The U.S. began supporting the Syrian Democratic Forces in October 2015 after attempting to oust Syrian President Bashar al-Assad with CIA support for rebels whose increasingly Islamist tendencies alienated Western support throughout the conflict. Unlike the Syrian opposition, the Syrian Democratic Forces have not explicitly forsaken the government and were focused on defeating ISIS, which had largely overtaken the insurgency and begun sweeping through Kurdish homelands.

Around the same time that the Pentagon began assisting the Syrian Democratic Forces, Russia entered Syria's civil war at the request of Assad, whose armed forces and their Iran-backed militia allies had been forced to withdraw to the country's west coast. Since then, the Syrian military and its partners have managed to regain most of the country from both rebels and jihadis, while the Syrian Democratic Forces have secured separate stretches of former ISIS-held territory in the north and northeast.

The Syrian military also launched a battle against the final remnants of ISIS influence. The Syrian military has in recent months retaken the once rebel-controlled suburbs of eastern Ghouta outside of Damascus and most of the country's southwest, defeating insurgents and ISIS fighters in both. The official Syrian Arab News Agency reported on a government offensive against the militants in the desert of Al-Sweida province.
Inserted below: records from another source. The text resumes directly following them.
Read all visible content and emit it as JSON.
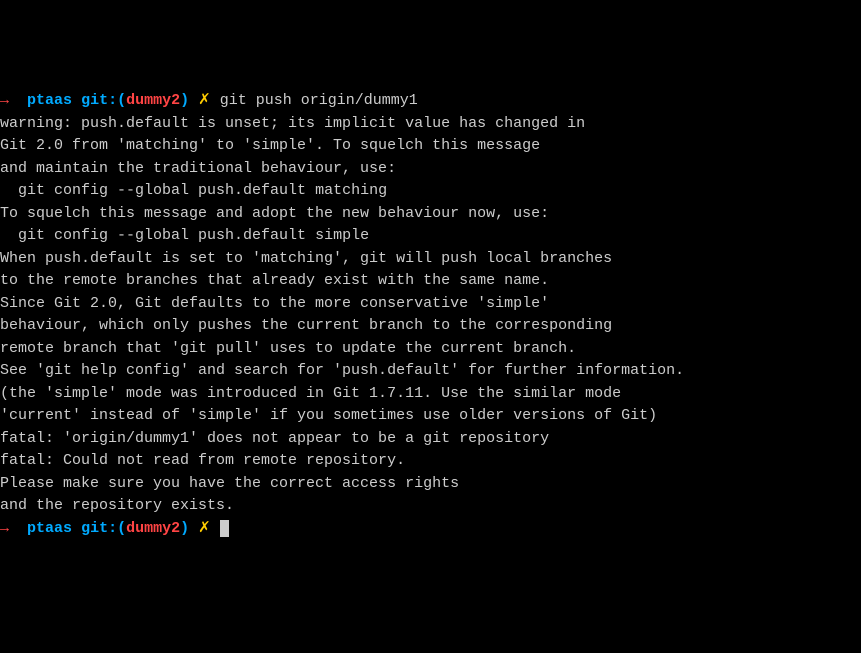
{
  "prompt1": {
    "arrow": "→",
    "dir": "ptaas",
    "git_label": "git:(",
    "branch": "dummy2",
    "git_close": ")",
    "symbol": "✗",
    "command": "git push origin/dummy1"
  },
  "output": {
    "line1": "warning: push.default is unset; its implicit value has changed in",
    "line2": "Git 2.0 from 'matching' to 'simple'. To squelch this message",
    "line3": "and maintain the traditional behaviour, use:",
    "line4": "",
    "line5": "  git config --global push.default matching",
    "line6": "",
    "line7": "To squelch this message and adopt the new behaviour now, use:",
    "line8": "",
    "line9": "  git config --global push.default simple",
    "line10": "",
    "line11": "When push.default is set to 'matching', git will push local branches",
    "line12": "to the remote branches that already exist with the same name.",
    "line13": "",
    "line14": "Since Git 2.0, Git defaults to the more conservative 'simple'",
    "line15": "behaviour, which only pushes the current branch to the corresponding",
    "line16": "remote branch that 'git pull' uses to update the current branch.",
    "line17": "",
    "line18": "See 'git help config' and search for 'push.default' for further information.",
    "line19": "(the 'simple' mode was introduced in Git 1.7.11. Use the similar mode",
    "line20": "'current' instead of 'simple' if you sometimes use older versions of Git)",
    "line21": "",
    "line22": "fatal: 'origin/dummy1' does not appear to be a git repository",
    "line23": "fatal: Could not read from remote repository.",
    "line24": "",
    "line25": "Please make sure you have the correct access rights",
    "line26": "and the repository exists."
  },
  "prompt2": {
    "arrow": "→",
    "dir": "ptaas",
    "git_label": "git:(",
    "branch": "dummy2",
    "git_close": ")",
    "symbol": "✗"
  }
}
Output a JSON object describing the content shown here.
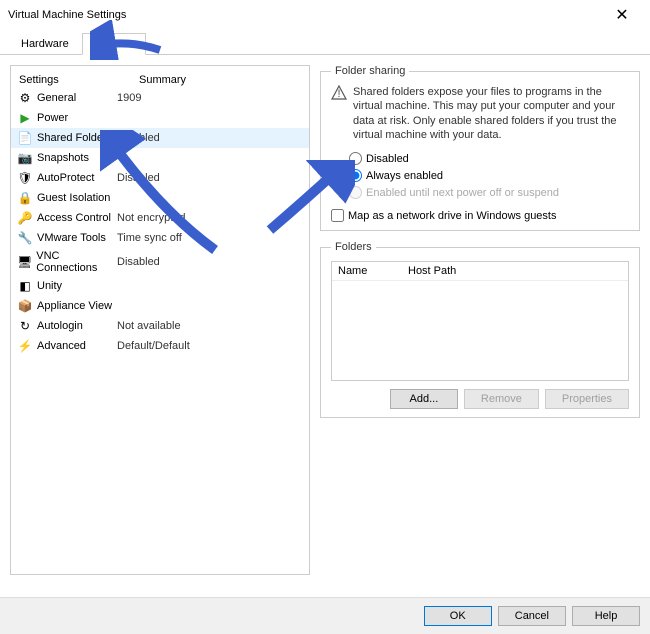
{
  "window": {
    "title": "Virtual Machine Settings"
  },
  "tabs": {
    "hardware": "Hardware",
    "options": "Options"
  },
  "listHeaders": {
    "settings": "Settings",
    "summary": "Summary"
  },
  "settings": [
    {
      "icon": "gear-icon",
      "label": "General",
      "summary": "1909"
    },
    {
      "icon": "play-icon",
      "label": "Power",
      "summary": ""
    },
    {
      "icon": "folder-icon",
      "label": "Shared Folders",
      "summary": "Disabled"
    },
    {
      "icon": "camera-icon",
      "label": "Snapshots",
      "summary": ""
    },
    {
      "icon": "shield-icon",
      "label": "AutoProtect",
      "summary": "Disabled"
    },
    {
      "icon": "lock-icon",
      "label": "Guest Isolation",
      "summary": ""
    },
    {
      "icon": "key-icon",
      "label": "Access Control",
      "summary": "Not encrypted"
    },
    {
      "icon": "tools-icon",
      "label": "VMware Tools",
      "summary": "Time sync off"
    },
    {
      "icon": "vnc-icon",
      "label": "VNC Connections",
      "summary": "Disabled"
    },
    {
      "icon": "unity-icon",
      "label": "Unity",
      "summary": ""
    },
    {
      "icon": "appliance-icon",
      "label": "Appliance View",
      "summary": ""
    },
    {
      "icon": "autologin-icon",
      "label": "Autologin",
      "summary": "Not available"
    },
    {
      "icon": "advanced-icon",
      "label": "Advanced",
      "summary": "Default/Default"
    }
  ],
  "folderSharing": {
    "legend": "Folder sharing",
    "warning": "Shared folders expose your files to programs in the virtual machine. This may put your computer and your data at risk. Only enable shared folders if you trust the virtual machine with your data.",
    "radioDisabled": "Disabled",
    "radioAlways": "Always enabled",
    "radioPowerOff": "Enabled until next power off or suspend",
    "mapDrive": "Map as a network drive in Windows guests"
  },
  "folders": {
    "legend": "Folders",
    "colName": "Name",
    "colHostPath": "Host Path",
    "btnAdd": "Add...",
    "btnRemove": "Remove",
    "btnProperties": "Properties"
  },
  "buttons": {
    "ok": "OK",
    "cancel": "Cancel",
    "help": "Help"
  }
}
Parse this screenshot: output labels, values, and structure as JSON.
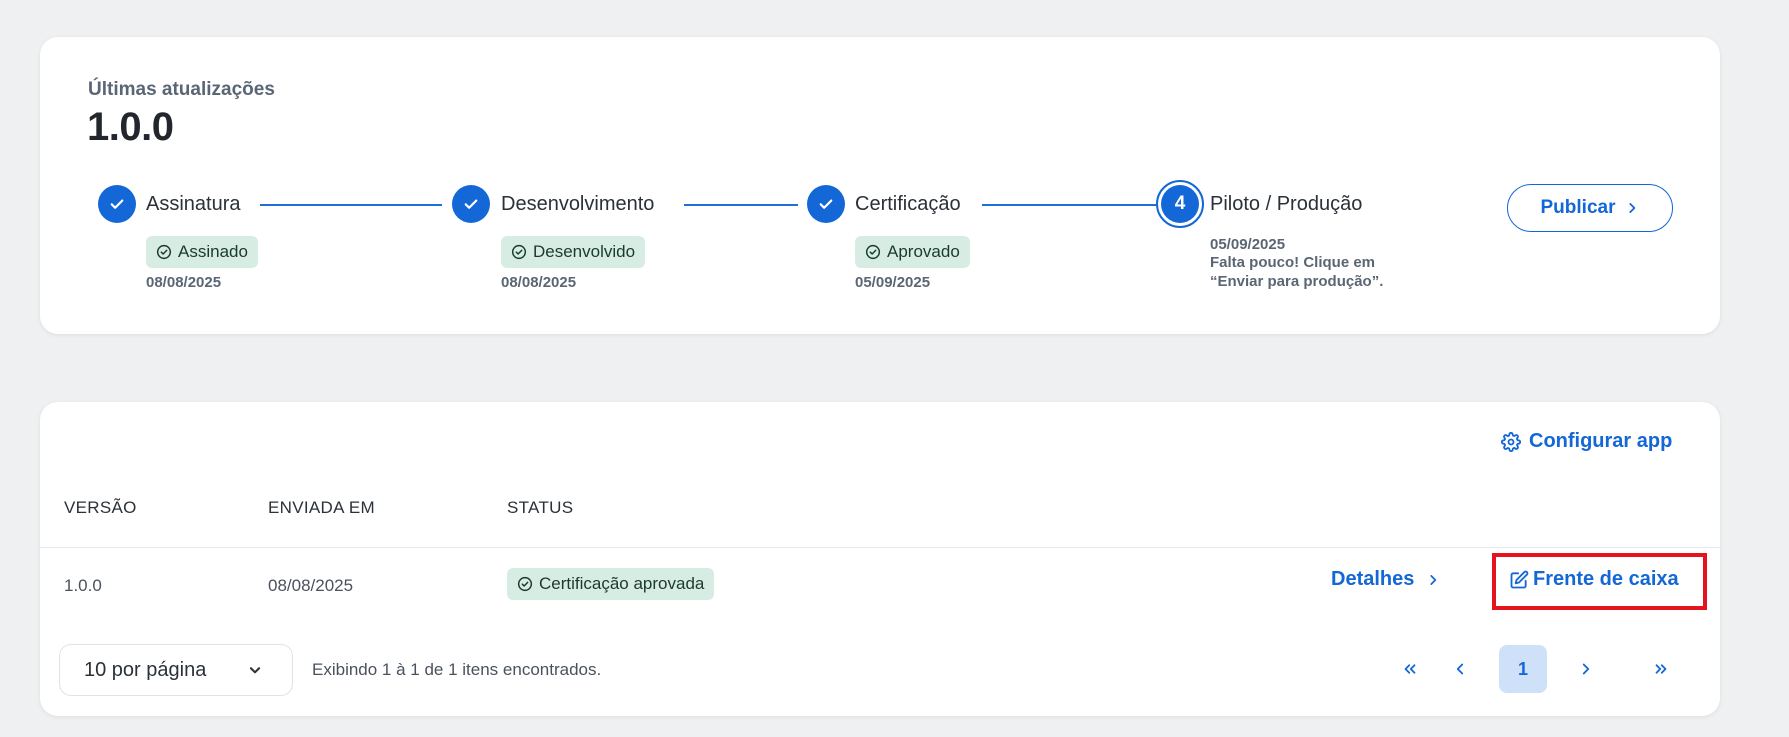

Meanwhile, the pro-opposition, U.K.-based Syrian Observatory for Human Rights noted intense clashes between the Syrian military and ISIS in the central province of Homs.

That front is located near a unilaterally declared U.S. military base surrounding the Al-Tanf region. Russia, Iran and Syria have accused Washington of using the installation to protect jihadis, something it has routinely denied. The U.S.-led coalition does, however, assist the Maghawir al-Thawra, one of the last insurgent groups in this part of Syria. In the northwest, a looming Syrian offensive against Idlib province has revived U.S. threats of military action in spite of Russian warnings.

A map shows areas of control in Syria as of September 5. The Islamic State militant group, or ISIS, has been wiped out almost entirely by the U.S.-backed Syrian Democratic Forces and the Syrian military, which is supported by Russia and Iran. Institute for the Study of War/Reuters
A map details a potential upcoming Syrian military operation to retake Idlib province, in Syria, which is dominated by the jihadi coalition of Hayat Tahrir al-Sham. Institute for the Study of War/Suriye Gundemi/Reuters

The U.S. has twice struck Syrian government sites in the past year and a half, in response to alleged chemical weapons attacks that Russia, Iran and Syria have dismissed or blamed on local actors conspiring with Western powers. U.S. national security adviser John Bolton has warned that Syria may be preparing a chemical weapons attack and said Monday that the U.S. has "been in consultation with the British and the French, who joined us in the second strike, and they also agree that another use of chemical weapons will result in a much stronger response."

On Tuesday, Secretary of Defense James Mattis told reporters that Assad "has been warned. And so we'll see if he's wised up." The Syrian leader has demanded that U.S. and Turkey withdraw from the conflict immediately, considering only Russia and Iran to be legitimate international partners.

Russia has claimed that the latest rhetoric served as evidence that the West was plotting with Syrian militants to stage a poison gas attack in order to draw foreign military action. Moscow recently conducted its largest exercise in the nearby Mediterranean Sea, and Russian Deputy Foreign Minister Sergei Ryabkov referred to recent U.S. statements regarding possible intervention as "absolutely the policy of threats and blackmail."

In addition to public U.S. statements, a Monday report from The Wall Street Journal suggested that Trump may consider striking Russian, Iranian and Syrian targets in retaliation for a chemical weapons attack. Kremlin spokesperson Dmitry Peskov responded directly to this report, saying, "We don't take media reports seriously because they have completely discredited themselves," according to the state-run Tass Russian News Agency. "We focus on official statements," he added.